→ Data under study:
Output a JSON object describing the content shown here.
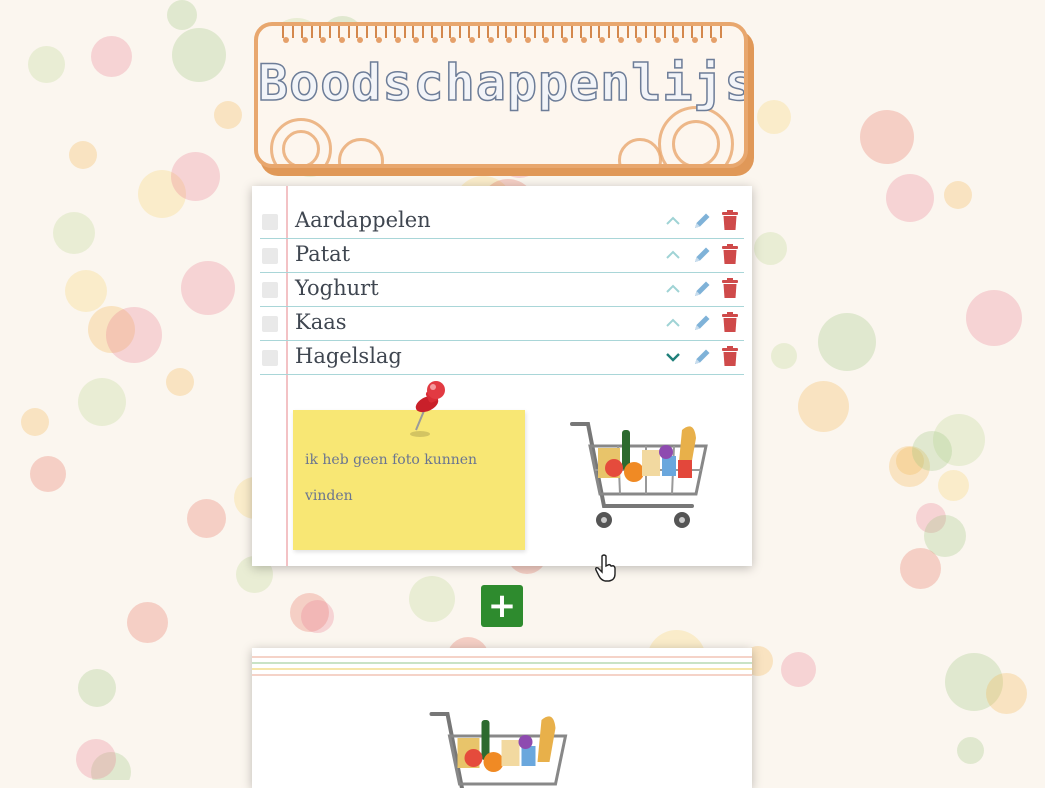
{
  "header": {
    "title": "Boodschappenlijst"
  },
  "list": {
    "items": [
      {
        "name": "Aardappelen",
        "expanded": false
      },
      {
        "name": "Patat",
        "expanded": false
      },
      {
        "name": "Yoghurt",
        "expanded": false
      },
      {
        "name": "Kaas",
        "expanded": false
      },
      {
        "name": "Hagelslag",
        "expanded": true
      }
    ],
    "note": "ik heb geen foto kunnen vinden"
  },
  "actions": {
    "add_label": "+"
  },
  "colors": {
    "accent_green": "#2e8b2e",
    "trash_red": "#cf4a4a",
    "pencil_blue": "#7fb2d8",
    "chevron_teal": "#1f7f7a",
    "title_border": "#e8a76e",
    "sticky_yellow": "#f8e774"
  },
  "icons": [
    "chevron-up-icon",
    "chevron-down-icon",
    "pencil-icon",
    "trash-icon",
    "pushpin-icon",
    "shopping-cart-icon",
    "hand-cursor-icon"
  ]
}
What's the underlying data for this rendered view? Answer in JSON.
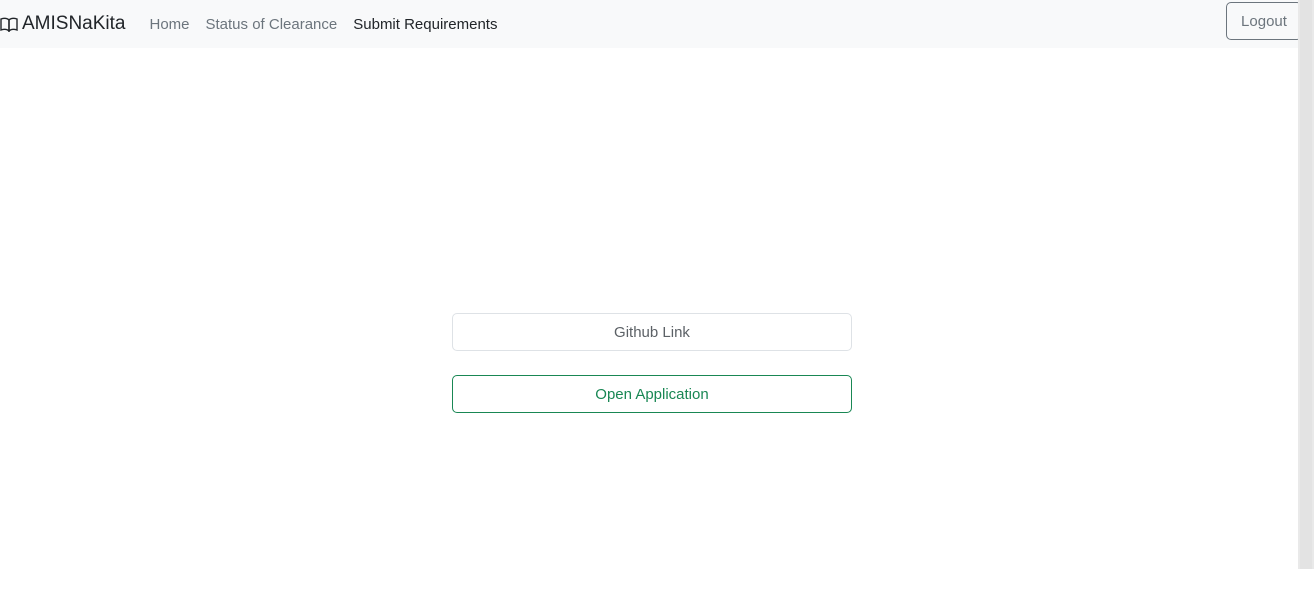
{
  "navbar": {
    "brand": {
      "icon": "book-icon",
      "label": "AMISNaKita"
    },
    "links": [
      {
        "label": "Home",
        "active": false
      },
      {
        "label": "Status of Clearance",
        "active": false
      },
      {
        "label": "Submit Requirements",
        "active": true
      }
    ],
    "logout_label": "Logout"
  },
  "form": {
    "github_input": {
      "placeholder": "Github Link",
      "value": ""
    },
    "open_button_label": "Open Application"
  },
  "colors": {
    "navbar_bg": "#f8f9fa",
    "link_muted": "#6c757d",
    "link_active": "#212529",
    "success": "#198754",
    "input_border": "#dee2e6"
  }
}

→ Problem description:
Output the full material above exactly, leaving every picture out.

→ Answer to this problem:
Output a JSON object describing the content shown here.
{
  "header": {
    "title": "Boodschappenlijst"
  },
  "list": {
    "items": [
      {
        "name": "Aardappelen",
        "expanded": false
      },
      {
        "name": "Patat",
        "expanded": false
      },
      {
        "name": "Yoghurt",
        "expanded": false
      },
      {
        "name": "Kaas",
        "expanded": false
      },
      {
        "name": "Hagelslag",
        "expanded": true
      }
    ],
    "note": "ik heb geen foto kunnen vinden"
  },
  "actions": {
    "add_label": "+"
  },
  "colors": {
    "accent_green": "#2e8b2e",
    "trash_red": "#cf4a4a",
    "pencil_blue": "#7fb2d8",
    "chevron_teal": "#1f7f7a",
    "title_border": "#e8a76e",
    "sticky_yellow": "#f8e774"
  },
  "icons": [
    "chevron-up-icon",
    "chevron-down-icon",
    "pencil-icon",
    "trash-icon",
    "pushpin-icon",
    "shopping-cart-icon",
    "hand-cursor-icon"
  ]
}
What's the underlying data for this rendered view? Answer in JSON.
{
  "navbar": {
    "brand": {
      "icon": "book-icon",
      "label": "AMISNaKita"
    },
    "links": [
      {
        "label": "Home",
        "active": false
      },
      {
        "label": "Status of Clearance",
        "active": false
      },
      {
        "label": "Submit Requirements",
        "active": true
      }
    ],
    "logout_label": "Logout"
  },
  "form": {
    "github_input": {
      "placeholder": "Github Link",
      "value": ""
    },
    "open_button_label": "Open Application"
  },
  "colors": {
    "navbar_bg": "#f8f9fa",
    "link_muted": "#6c757d",
    "link_active": "#212529",
    "success": "#198754",
    "input_border": "#dee2e6"
  }
}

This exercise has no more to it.